Other barriers to attracting new healthcare workers to addiction treatment, according to Ventrell, include geography; the evolution in the physician’s role in treatment (as well what they’re paid—Ventrell says it’s not uncommon for the physician in a program to make more than the CEO); and a lack of educational training around substance use disorder by traditional medical staff.
Many residential treatment centers are located on isolated rural campuses far from urban areas. Recruiting staff to work at these facilities is more difficult—the locale may not be desirable for potential workers who might be weighing the availability of resources such as schools, transportation, shopping, and cultural and recreational opportunities. Additionally, Ventrell notes, the treatment field has slowly evolved from a social model (like the 12 steps) to a medical model in which it is essential to provide medical care. Concentrations such as psychiatry are often not the first choice in medical schools, he says. Add to that the notion that addiction is one of the least understood areas of behavioral health, and the hiring pool becomes even more limited.
Creativity and Flexibility

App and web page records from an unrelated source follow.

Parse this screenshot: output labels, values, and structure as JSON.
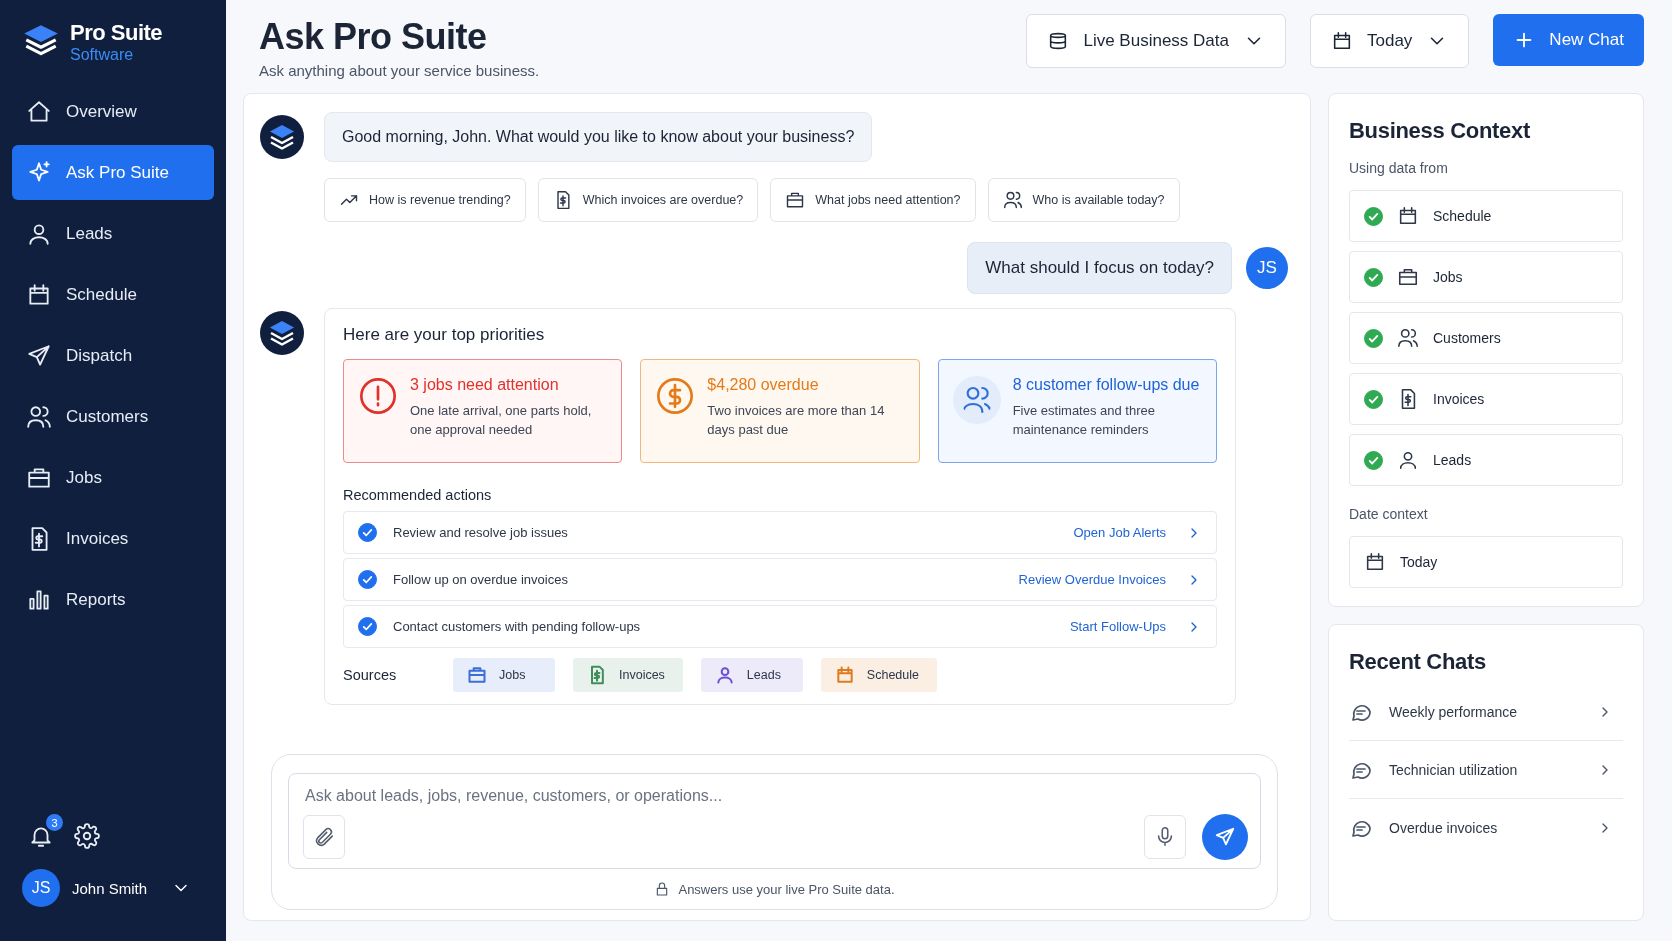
{
  "brand": {
    "name": "Pro Suite",
    "tagline": "Software"
  },
  "nav": [
    {
      "label": "Overview",
      "selected": false
    },
    {
      "label": "Ask Pro Suite",
      "selected": true
    },
    {
      "label": "Leads",
      "selected": false
    },
    {
      "label": "Schedule",
      "selected": false
    },
    {
      "label": "Dispatch",
      "selected": false
    },
    {
      "label": "Customers",
      "selected": false
    },
    {
      "label": "Jobs",
      "selected": false
    },
    {
      "label": "Invoices",
      "selected": false
    },
    {
      "label": "Reports",
      "selected": false
    }
  ],
  "notifications": {
    "count": "3"
  },
  "user": {
    "initials": "JS",
    "name": "John Smith"
  },
  "header": {
    "title": "Ask Pro Suite",
    "subtitle": "Ask anything about your service business.",
    "data_source": "Live Business Data",
    "date": "Today",
    "new_chat": "New Chat"
  },
  "chat": {
    "greeting": "Good morning, John. What would you like to know about your business?",
    "suggestions": [
      "How is revenue trending?",
      "Which invoices are overdue?",
      "What jobs need attention?",
      "Who is available today?"
    ],
    "user_message": {
      "initials": "JS",
      "text": "What should I focus on today?"
    },
    "answer": {
      "title": "Here are your top priorities",
      "cards": [
        {
          "kind": "urgent",
          "title": "3 jobs need attention",
          "text": "One late arrival, one parts hold, one approval needed"
        },
        {
          "kind": "billing",
          "title": "$4,280 overdue",
          "text": "Two invoices are more than 14 days past due"
        },
        {
          "kind": "followup",
          "title": "8 customer follow-ups due",
          "text": "Five estimates and three maintenance reminders"
        }
      ],
      "actions_title": "Recommended actions",
      "actions": [
        {
          "text": "Review and resolve job issues",
          "checked": true,
          "link": "Open Job Alerts"
        },
        {
          "text": "Follow up on overdue invoices",
          "checked": true,
          "link": "Review Overdue Invoices"
        },
        {
          "text": "Contact customers with pending follow-ups",
          "checked": true,
          "link": "Start Follow-Ups"
        }
      ],
      "sources_label": "Sources",
      "sources": [
        {
          "label": "Jobs",
          "color": "#3b6fd8"
        },
        {
          "label": "Invoices",
          "color": "#3f8f5a"
        },
        {
          "label": "Leads",
          "color": "#6d4fd6"
        },
        {
          "label": "Schedule",
          "color": "#e07a1f"
        }
      ]
    }
  },
  "composer": {
    "placeholder": "Ask about leads, jobs, revenue, customers, or operations...",
    "note": "Answers use your live Pro Suite data."
  },
  "context": {
    "title": "Business Context",
    "using_label": "Using data from",
    "sources": [
      {
        "label": "Schedule",
        "checked": true
      },
      {
        "label": "Jobs",
        "checked": true
      },
      {
        "label": "Customers",
        "checked": true
      },
      {
        "label": "Invoices",
        "checked": true
      },
      {
        "label": "Leads",
        "checked": true
      }
    ],
    "date_label": "Date context",
    "date": "Today"
  },
  "recent": {
    "title": "Recent Chats",
    "items": [
      "Weekly performance",
      "Technician utilization",
      "Overdue invoices"
    ]
  }
}
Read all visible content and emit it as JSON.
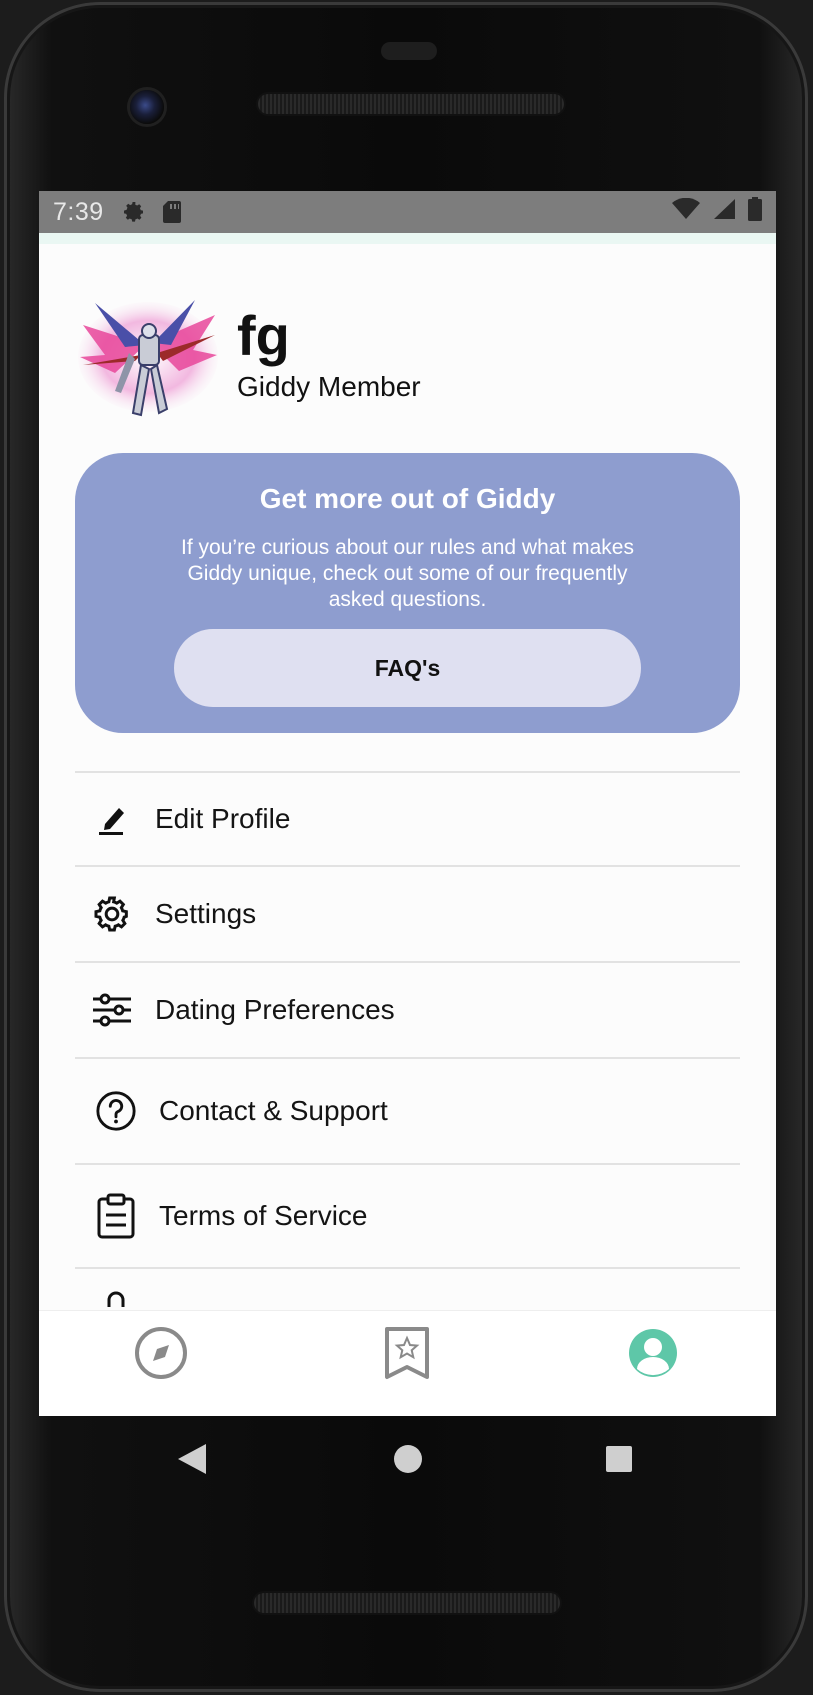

As the pandemic drags on, executives are devising creative employee hiring and retaining strategies, coupled with precision cost-cutting efforts that won’t impact treatment care or increase costs. Ventrell emphasizes the need for the field to create well-defined paths for its workforce, something that has been slow to catch on as care has shifted to a medical model. “In order for an industry to thrive, it needs career paths for people,” he says. “Historically, the vast majority of counselors were in recovery themselves. It was thought to be sort of necessary to do the work. That’s no longer true. If your [hiring] pool is limited to those in recovery, you severely limit the pool.”
For Vinck and Recovery Ways, creativity meant making another set of pivots. It began with the realization that the organization needed to be adaptable and flexible in both treatment services and hiring practices. “We are creatively solving the problem,” she says.
In this industry, burnout, compassion fatigue, is very real. Low caseloads and generous leave policies minimize that and allow us to have strong retention.”—Bill Anuszewski, Jaywalker Lodge
On the outpatient side, Vinck says Recovery Ways is embracing and filling needs with telehealth. The provider is working with clinical supervisors to ensure that it can continue the licensure process to get people in a variety of stages of their training. It also broke the rigid pre-pandemic mold of in-person, in-office work weeks by being more flexible. For example, to attract new hires, Vinck has embraced nontraditional work-week models when requested. One staffer’s request, for example, was to work part-time in telehealth and then part-time in a private practice.
“To me, the most important thing is that we somehow differentiate ourselves from a cultural standpoint and make ourselves the place where people want to work,” Vinck says. “We’ve been able to recruit people that believe in what we’re doing. And they want to be treated in a certain way. They want to be appreciated.”
That approach has worked well for Bill Anuszewski, CEO of Jaywalker Lodge, a men’s treatment center in Carbondale, Colo. Anuszewski says he hasn’t had much luck using recruitment services. Instead, staffing issues come down to the organization being culture-centered and making itself an employer of choice. He says how the center invests in its clients and staff is critical in retaining workers.
“In this industry, burnout, compassion fatigue, is very real,” he says. “Low caseloads and generous leave policies minimize that and allow us to have strong retention.”
As the pandemic wanes, Vinck sees a workplace model that continues to evolve—even to situations where staff might work in residential treatment for a month, then work outpatient and virtually for the next month.
“Allowing someone the flexibility, I think that’s where this is going to go,” Vinck says. “I think hybrid will be the future.”
Photos: Matthew Henry (top), Tim Mossholder